“We completed the challenge last year and such was the success, we have a new route planned for this year.

“Exercise has played a big part in Jenny’s recovery and often there are enormous benefits to be had from getting your trainers on and getting out into the fresh air.”

Recent figures released by the charity showed that one in four people living in Scotland will experience a mental health issue each year, while one in a hundred will be diagnosed with a serious mental illness.

MRs Hastings, a former triathlete and swimming coach, has struggled with depression for more than 20 years.

Speaking of the events of March for the first time, she revealed she “lost control” but believes helping others has allowed her to cope better with the condition.

She said: “It’s awful to even think about that now, but the reality is I just wanted to get away, I wanted to be on my own.

“At that point I really felt that I was not part of anyone’s life – I didn’t believe anyone wanted me around.

“I was just walking around, completely lost in my thoughts. I wasn’t even sure where I was, where I was going. I was freezing and I ended up being treated for exposure.

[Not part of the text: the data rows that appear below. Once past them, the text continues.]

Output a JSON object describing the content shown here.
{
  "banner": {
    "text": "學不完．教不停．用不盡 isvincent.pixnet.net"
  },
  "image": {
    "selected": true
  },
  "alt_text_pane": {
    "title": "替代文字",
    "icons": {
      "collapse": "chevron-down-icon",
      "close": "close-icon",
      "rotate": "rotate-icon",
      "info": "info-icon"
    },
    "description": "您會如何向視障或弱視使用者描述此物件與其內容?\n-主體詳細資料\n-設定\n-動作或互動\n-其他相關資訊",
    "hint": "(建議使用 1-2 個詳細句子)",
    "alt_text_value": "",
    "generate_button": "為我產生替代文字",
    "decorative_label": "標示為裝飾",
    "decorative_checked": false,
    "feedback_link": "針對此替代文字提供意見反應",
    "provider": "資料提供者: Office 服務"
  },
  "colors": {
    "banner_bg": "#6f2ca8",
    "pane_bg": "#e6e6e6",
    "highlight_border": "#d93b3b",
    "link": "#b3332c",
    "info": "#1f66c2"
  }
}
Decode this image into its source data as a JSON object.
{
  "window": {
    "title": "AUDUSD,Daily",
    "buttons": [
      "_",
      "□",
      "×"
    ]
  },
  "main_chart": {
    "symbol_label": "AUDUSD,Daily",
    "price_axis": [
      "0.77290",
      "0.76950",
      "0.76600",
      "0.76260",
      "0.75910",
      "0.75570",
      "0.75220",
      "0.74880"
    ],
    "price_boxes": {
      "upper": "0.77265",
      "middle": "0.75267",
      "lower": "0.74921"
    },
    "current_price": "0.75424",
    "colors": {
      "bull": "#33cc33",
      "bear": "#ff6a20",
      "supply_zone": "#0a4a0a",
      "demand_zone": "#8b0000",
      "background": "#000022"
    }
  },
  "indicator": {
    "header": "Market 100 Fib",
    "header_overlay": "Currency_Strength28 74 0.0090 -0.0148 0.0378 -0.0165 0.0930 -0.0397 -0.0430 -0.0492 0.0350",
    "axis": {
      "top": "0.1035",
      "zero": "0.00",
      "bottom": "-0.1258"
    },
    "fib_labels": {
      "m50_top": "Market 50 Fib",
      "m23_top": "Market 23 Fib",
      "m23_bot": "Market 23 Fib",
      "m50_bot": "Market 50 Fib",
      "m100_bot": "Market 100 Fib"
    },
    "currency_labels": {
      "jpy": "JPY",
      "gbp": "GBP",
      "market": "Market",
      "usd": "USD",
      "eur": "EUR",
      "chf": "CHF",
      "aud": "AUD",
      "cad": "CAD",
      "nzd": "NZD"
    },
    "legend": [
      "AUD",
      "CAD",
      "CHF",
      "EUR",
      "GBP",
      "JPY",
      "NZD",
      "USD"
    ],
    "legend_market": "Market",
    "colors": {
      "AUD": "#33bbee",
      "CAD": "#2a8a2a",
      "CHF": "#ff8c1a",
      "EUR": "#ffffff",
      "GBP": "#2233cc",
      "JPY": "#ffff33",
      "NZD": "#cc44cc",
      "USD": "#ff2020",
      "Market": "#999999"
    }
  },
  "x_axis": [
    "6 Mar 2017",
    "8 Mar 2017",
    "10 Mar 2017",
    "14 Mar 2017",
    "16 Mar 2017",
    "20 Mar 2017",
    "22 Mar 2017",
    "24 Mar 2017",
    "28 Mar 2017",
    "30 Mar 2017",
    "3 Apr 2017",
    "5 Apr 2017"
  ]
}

“Now I’m in a good place. It’s quite amazing how many people will just stop you in the street and ask ‘How are you?’.

“It’s important that we’re here, that we’re making a difference by trying to show people that when you do struggle it’s not the end of the world.”

The 100 Streets Challenge runs from 4 July to 10 October.

The campaign aims to raise awareness, raise funds and promote good physical and mental health.

Participants can sign up to the challenge for free online at www.100streetschallenge.com.